> **Action item**: In the entries that follow, find each line with the word "selected" and copy it.

> **Exercise input**:

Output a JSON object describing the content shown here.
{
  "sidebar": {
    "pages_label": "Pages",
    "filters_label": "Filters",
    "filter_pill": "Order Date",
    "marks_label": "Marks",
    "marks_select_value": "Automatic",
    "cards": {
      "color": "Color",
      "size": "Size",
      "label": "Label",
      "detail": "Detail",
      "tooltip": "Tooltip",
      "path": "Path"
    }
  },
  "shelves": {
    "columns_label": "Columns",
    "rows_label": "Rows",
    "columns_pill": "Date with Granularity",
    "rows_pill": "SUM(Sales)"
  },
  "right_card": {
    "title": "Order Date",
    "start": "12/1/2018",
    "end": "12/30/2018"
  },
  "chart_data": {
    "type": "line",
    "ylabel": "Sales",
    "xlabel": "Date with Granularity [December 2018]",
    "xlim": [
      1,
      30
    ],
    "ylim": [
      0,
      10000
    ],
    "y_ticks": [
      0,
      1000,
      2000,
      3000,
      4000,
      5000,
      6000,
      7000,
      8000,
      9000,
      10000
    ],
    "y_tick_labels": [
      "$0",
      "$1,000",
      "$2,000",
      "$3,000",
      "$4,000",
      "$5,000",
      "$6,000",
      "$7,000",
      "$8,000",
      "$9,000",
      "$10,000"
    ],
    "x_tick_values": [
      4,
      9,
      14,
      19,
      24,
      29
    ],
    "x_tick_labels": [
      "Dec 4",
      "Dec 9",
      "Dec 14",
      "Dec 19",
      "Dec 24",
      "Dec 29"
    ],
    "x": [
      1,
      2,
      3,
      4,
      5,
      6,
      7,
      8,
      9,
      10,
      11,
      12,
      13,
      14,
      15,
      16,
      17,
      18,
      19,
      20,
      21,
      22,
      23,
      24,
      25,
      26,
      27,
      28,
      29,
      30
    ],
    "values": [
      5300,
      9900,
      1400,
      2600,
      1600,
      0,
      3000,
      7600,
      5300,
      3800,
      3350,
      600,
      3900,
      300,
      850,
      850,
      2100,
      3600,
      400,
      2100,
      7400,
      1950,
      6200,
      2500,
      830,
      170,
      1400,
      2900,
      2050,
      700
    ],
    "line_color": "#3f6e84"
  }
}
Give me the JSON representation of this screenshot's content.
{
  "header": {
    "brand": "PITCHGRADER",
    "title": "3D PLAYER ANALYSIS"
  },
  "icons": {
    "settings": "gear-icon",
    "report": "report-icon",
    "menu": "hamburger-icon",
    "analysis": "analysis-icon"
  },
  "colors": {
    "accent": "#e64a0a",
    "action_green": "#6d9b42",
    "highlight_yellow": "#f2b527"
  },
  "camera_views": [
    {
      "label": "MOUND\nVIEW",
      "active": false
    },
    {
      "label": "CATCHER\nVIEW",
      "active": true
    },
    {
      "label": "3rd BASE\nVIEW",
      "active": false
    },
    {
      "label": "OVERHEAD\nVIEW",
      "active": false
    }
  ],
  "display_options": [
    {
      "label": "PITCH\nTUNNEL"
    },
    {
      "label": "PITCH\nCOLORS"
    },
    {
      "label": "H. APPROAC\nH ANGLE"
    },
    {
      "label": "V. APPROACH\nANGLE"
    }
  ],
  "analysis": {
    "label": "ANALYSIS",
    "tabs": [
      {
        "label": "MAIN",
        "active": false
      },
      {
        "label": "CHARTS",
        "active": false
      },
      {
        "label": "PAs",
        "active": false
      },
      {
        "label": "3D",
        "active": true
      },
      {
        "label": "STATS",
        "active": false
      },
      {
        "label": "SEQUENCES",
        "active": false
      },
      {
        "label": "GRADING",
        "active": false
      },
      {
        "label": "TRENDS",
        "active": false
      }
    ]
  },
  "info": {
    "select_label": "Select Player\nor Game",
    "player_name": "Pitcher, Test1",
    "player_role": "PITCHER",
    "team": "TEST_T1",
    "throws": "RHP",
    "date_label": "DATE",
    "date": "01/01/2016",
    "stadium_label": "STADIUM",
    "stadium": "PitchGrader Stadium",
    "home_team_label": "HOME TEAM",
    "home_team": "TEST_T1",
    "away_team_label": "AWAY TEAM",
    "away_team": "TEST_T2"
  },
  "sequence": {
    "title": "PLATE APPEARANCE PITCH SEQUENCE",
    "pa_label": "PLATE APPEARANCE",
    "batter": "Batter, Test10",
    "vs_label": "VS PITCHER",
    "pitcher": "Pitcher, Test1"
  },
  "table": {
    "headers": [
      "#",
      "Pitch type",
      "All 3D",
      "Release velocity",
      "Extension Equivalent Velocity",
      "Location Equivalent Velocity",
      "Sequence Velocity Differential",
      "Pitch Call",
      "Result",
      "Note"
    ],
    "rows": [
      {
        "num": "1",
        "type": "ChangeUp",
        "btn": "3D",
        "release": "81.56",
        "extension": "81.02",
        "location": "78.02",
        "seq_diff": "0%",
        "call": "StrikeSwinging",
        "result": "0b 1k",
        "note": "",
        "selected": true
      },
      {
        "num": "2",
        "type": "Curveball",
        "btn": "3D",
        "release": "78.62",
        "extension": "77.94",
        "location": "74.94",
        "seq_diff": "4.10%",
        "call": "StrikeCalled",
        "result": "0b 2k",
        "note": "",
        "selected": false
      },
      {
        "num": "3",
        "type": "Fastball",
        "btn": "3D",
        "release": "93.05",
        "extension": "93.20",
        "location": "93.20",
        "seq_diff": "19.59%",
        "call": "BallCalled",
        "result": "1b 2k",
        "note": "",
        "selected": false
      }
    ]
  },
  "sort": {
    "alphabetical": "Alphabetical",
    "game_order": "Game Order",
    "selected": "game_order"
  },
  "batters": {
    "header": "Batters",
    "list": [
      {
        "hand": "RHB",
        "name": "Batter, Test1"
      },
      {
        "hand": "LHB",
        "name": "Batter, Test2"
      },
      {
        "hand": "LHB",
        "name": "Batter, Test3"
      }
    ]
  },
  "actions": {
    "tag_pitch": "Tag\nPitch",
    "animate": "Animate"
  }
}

> **Response to this task**:
        "selected": true
        "selected": false
        "selected": false
    "selected": "game_order"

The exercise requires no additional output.